00:00 / 00:00
Malassezia (Tinea versicolor and Seborrhoeic dermatitis)
Pediculus humanus and Phthirus pubis (Lice)
Sarcoptes scabiei (Scabies)
Human herpesvirus 6 (Roseola)
Varicella zoster virus
Herpes simplex virus
Poxvirus (Smallpox and Molluscum contagiosum)
Varicella zoster virus
Acneiform skin disorders: Pathology review
Bacterial and viral skin infections: Pathology review
Papulosquamous and inflammatory skin disorders: Pathology review
Pigmentation skin disorders: Pathology review
Skin cancer: Pathology review
Vesiculobullous and desquamating skin disorders: Pathology review
Viral exanthems of childhood: Pathology review
0 / 11 complete
0 / 3 complete
autoantibody p. 113
type II hypersensitivity p. 110
bullous pemphigoid p. 493
Bullous pemphigoid is an autoimmune skin disease that causes the skin to form bullae or blisters.
The epidermis forms the thin outermost layer of skin.
The epidermis itself is made of multiple layers of developing keratinocytes - which are flat pancake-shaped cells that are named for the keratin protein that they’re filled with.

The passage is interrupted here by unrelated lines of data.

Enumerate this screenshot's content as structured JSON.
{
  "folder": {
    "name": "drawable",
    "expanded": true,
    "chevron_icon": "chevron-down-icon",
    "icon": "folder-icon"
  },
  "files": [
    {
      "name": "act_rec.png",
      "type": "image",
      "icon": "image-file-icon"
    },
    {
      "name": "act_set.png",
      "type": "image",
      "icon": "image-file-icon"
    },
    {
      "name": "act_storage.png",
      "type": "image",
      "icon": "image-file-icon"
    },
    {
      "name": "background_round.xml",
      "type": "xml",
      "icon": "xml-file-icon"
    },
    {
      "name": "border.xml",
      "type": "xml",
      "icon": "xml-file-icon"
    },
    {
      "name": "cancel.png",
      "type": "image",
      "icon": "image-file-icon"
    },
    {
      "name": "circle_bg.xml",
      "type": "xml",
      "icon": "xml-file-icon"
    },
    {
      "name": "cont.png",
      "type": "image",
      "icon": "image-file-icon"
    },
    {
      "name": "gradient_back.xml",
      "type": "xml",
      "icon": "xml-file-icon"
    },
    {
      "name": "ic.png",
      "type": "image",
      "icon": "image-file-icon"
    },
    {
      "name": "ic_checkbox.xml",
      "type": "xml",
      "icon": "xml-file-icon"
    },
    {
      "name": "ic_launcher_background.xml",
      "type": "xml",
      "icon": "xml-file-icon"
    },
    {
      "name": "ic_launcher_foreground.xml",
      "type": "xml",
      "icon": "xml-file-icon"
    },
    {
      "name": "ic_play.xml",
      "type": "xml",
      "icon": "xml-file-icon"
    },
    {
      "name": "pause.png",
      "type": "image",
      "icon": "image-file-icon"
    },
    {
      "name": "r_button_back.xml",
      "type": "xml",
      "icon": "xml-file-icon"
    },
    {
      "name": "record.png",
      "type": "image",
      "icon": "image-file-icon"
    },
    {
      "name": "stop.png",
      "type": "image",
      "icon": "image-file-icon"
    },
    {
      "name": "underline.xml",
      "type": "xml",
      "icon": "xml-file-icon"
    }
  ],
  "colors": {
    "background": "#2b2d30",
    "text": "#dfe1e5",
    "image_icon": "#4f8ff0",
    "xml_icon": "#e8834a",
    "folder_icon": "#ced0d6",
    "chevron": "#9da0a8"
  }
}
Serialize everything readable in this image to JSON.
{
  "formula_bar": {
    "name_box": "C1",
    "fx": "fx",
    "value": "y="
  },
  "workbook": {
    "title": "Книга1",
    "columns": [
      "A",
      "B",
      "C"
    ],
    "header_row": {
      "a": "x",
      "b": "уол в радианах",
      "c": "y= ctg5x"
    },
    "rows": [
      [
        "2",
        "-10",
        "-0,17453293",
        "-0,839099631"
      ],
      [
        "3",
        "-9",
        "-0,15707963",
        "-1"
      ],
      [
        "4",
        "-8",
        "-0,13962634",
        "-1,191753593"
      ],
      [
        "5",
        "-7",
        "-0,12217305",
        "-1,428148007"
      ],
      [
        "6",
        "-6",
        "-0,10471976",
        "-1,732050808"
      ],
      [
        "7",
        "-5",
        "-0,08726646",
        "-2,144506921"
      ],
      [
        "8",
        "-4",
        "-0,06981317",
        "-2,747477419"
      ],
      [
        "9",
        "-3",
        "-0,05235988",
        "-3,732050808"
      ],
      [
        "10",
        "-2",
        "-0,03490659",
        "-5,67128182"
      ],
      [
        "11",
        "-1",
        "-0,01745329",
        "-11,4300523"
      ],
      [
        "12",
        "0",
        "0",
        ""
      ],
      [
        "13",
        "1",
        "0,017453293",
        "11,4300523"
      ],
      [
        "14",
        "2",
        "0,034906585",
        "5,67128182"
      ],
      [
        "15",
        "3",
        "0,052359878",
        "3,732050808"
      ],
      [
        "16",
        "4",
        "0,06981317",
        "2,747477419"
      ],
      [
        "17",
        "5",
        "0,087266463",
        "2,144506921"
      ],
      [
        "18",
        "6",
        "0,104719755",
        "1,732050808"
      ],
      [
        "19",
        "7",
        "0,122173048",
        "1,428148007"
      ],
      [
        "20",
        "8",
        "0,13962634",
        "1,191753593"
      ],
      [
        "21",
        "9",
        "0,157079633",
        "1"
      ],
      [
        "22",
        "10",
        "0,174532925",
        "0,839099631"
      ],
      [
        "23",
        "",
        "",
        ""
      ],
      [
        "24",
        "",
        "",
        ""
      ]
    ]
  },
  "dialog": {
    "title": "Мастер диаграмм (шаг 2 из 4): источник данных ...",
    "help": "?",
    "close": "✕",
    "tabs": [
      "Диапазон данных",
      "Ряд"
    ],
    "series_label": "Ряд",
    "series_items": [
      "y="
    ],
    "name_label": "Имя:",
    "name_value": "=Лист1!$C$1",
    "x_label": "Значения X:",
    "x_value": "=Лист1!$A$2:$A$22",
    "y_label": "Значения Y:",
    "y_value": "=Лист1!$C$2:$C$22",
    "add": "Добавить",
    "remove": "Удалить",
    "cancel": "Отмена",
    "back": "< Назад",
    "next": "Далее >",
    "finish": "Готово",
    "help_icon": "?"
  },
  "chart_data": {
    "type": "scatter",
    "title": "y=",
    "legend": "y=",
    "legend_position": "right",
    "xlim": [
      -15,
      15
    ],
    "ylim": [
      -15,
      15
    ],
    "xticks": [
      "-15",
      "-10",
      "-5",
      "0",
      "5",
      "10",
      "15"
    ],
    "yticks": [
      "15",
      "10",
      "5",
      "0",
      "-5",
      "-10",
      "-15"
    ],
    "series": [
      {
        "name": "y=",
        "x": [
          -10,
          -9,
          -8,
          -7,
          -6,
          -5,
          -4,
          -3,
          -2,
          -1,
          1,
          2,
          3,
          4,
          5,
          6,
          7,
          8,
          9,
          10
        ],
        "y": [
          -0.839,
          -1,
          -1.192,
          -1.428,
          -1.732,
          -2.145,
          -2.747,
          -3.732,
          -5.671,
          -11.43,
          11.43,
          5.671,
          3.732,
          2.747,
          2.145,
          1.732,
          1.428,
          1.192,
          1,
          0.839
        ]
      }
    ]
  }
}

Keratinocytes start their life at the lowest layer of the epidermis called the stratum basale, or basal layer which is made of a single layer of stem cells, called basal cells that continually divide and produce new keratinocytes.
The stratum basale also contains another group of cells called melanocytes, which secrete melanin.
Melanin is a pigment protein, or coloring substance.
Below the epidermis is the basement membrane which is a thin layer of delicate tissue containing collagen, laminins, and other proteins.
Basal cells are attached to the basement membrane by hemidesmosomes, a protein complex that stems from the bottom of the basal cells.
Just like an anchor digs into the seafloor and holds a boat in place, hemidesmosomes dig into the basement membrane and hold basal cells in place.
The exact cause of bullous pemphigoid is unclear, but it’s thought that in a person with a genetic precondition, it can be triggered by medications like furosemide, captopril, penicillamine, non steroid anti-inflammatory drugs (or NSAIDs), and antibiotics.
Copyright © 2023 Elsevier, its licensors, and contributors. All rights are reserved, including those for text and data mining, AI training, and similar technologies.
Cookies are used by this site.
USMLE® is a joint program of the Federation of State Medical Boards (FSMB) and the National Board of Medical Examiners (NBME). COMLEX-USA® is a registered trademark of The National Board of Osteopathic Medical Examiners, Inc. NCLEX-RN® is a registered trademark of the National Council of State Boards of Nursing, Inc. Test names and other trademarks are the property of the respective trademark holders. None of the trademark holders are endorsed by nor affiliated with Osmosis or this website.